### Your goal
Without any omission, reproduce the records that follow.

[Source information Boundary: Start]

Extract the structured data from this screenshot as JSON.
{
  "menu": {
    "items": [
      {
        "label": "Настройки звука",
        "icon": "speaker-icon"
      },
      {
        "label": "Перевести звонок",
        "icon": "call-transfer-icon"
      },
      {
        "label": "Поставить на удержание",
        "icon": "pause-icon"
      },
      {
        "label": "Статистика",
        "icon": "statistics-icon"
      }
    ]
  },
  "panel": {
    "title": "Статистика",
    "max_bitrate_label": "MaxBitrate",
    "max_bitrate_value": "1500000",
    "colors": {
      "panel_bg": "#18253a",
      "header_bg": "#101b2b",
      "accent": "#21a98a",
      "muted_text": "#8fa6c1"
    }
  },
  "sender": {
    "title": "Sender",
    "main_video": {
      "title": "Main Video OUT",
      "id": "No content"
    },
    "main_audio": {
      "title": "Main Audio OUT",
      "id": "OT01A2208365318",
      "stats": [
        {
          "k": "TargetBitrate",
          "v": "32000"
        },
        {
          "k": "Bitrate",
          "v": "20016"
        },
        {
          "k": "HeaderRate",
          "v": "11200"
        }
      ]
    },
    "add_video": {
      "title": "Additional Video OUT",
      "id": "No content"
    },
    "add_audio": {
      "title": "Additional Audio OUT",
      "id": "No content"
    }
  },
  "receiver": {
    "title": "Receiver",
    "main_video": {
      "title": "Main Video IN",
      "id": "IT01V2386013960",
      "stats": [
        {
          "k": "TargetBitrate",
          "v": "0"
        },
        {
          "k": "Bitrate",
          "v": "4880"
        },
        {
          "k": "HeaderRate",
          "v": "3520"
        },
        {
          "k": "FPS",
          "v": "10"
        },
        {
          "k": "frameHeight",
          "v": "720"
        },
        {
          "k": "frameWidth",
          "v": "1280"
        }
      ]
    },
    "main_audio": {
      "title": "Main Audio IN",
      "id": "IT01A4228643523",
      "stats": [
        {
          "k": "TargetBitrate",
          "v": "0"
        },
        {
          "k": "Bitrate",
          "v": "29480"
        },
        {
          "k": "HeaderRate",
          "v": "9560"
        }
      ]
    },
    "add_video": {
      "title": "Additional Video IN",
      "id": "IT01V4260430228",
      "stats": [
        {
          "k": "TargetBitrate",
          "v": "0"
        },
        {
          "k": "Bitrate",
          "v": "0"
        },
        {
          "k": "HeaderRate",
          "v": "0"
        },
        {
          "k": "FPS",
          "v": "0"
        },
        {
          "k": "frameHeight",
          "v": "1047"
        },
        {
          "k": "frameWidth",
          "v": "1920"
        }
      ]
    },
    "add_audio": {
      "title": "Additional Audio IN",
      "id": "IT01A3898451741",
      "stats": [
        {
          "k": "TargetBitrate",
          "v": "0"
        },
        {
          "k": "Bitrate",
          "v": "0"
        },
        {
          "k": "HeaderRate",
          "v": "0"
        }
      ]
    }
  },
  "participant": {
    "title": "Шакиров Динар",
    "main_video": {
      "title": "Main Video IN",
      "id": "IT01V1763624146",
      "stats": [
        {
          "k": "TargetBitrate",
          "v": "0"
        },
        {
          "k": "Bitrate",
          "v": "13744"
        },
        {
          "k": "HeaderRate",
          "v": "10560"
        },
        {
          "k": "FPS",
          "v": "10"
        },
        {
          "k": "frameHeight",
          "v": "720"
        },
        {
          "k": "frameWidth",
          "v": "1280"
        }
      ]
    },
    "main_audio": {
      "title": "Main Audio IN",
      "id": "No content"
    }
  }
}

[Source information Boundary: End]

### Solution for this exercise
Extract the structured data from this screenshot as JSON.
{
  "menu": {
    "items": [
      {
        "label": "Настройки звука",
        "icon": "speaker-icon"
      },
      {
        "label": "Перевести звонок",
        "icon": "call-transfer-icon"
      },
      {
        "label": "Поставить на удержание",
        "icon": "pause-icon"
      },
      {
        "label": "Статистика",
        "icon": "statistics-icon"
      }
    ]
  },
  "panel": {
    "title": "Статистика",
    "max_bitrate_label": "MaxBitrate",
    "max_bitrate_value": "1500000",
    "colors": {
      "panel_bg": "#18253a",
      "header_bg": "#101b2b",
      "accent": "#21a98a",
      "muted_text": "#8fa6c1"
    }
  },
  "sender": {
    "title": "Sender",
    "main_video": {
      "title": "Main Video OUT",
      "id": "No content"
    },
    "main_audio": {
      "title": "Main Audio OUT",
      "id": "OT01A2208365318",
      "stats": [
        {
          "k": "TargetBitrate",
          "v": "32000"
        },
        {
          "k": "Bitrate",
          "v": "20016"
        },
        {
          "k": "HeaderRate",
          "v": "11200"
        }
      ]
    },
    "add_video": {
      "title": "Additional Video OUT",
      "id": "No content"
    },
    "add_audio": {
      "title": "Additional Audio OUT",
      "id": "No content"
    }
  },
  "receiver": {
    "title": "Receiver",
    "main_video": {
      "title": "Main Video IN",
      "id": "IT01V2386013960",
      "stats": [
        {
          "k": "TargetBitrate",
          "v": "0"
        },
        {
          "k": "Bitrate",
          "v": "4880"
        },
        {
          "k": "HeaderRate",
          "v": "3520"
        },
        {
          "k": "FPS",
          "v": "10"
        },
        {
          "k": "frameHeight",
          "v": "720"
        },
        {
          "k": "frameWidth",
          "v": "1280"
        }
      ]
    },
    "main_audio": {
      "title": "Main Audio IN",
      "id": "IT01A4228643523",
      "stats": [
        {
          "k": "TargetBitrate",
          "v": "0"
        },
        {
          "k": "Bitrate",
          "v": "29480"
        },
        {
          "k": "HeaderRate",
          "v": "9560"
        }
      ]
    },
    "add_video": {
      "title": "Additional Video IN",
      "id": "IT01V4260430228",
      "stats": [
        {
          "k": "TargetBitrate",
          "v": "0"
        },
        {
          "k": "Bitrate",
          "v": "0"
        },
        {
          "k": "HeaderRate",
          "v": "0"
        },
        {
          "k": "FPS",
          "v": "0"
        },
        {
          "k": "frameHeight",
          "v": "1047"
        },
        {
          "k": "frameWidth",
          "v": "1920"
        }
      ]
    },
    "add_audio": {
      "title": "Additional Audio IN",
      "id": "IT01A3898451741",
      "stats": [
        {
          "k": "TargetBitrate",
          "v": "0"
        },
        {
          "k": "Bitrate",
          "v": "0"
        },
        {
          "k": "HeaderRate",
          "v": "0"
        }
      ]
    }
  },
  "participant": {
    "title": "Шакиров Динар",
    "main_video": {
      "title": "Main Video IN",
      "id": "IT01V1763624146",
      "stats": [
        {
          "k": "TargetBitrate",
          "v": "0"
        },
        {
          "k": "Bitrate",
          "v": "13744"
        },
        {
          "k": "HeaderRate",
          "v": "10560"
        },
        {
          "k": "FPS",
          "v": "10"
        },
        {
          "k": "frameHeight",
          "v": "720"
        },
        {
          "k": "frameWidth",
          "v": "1280"
        }
      ]
    },
    "main_audio": {
      "title": "Main Audio IN",
      "id": "No content"
    }
  }
}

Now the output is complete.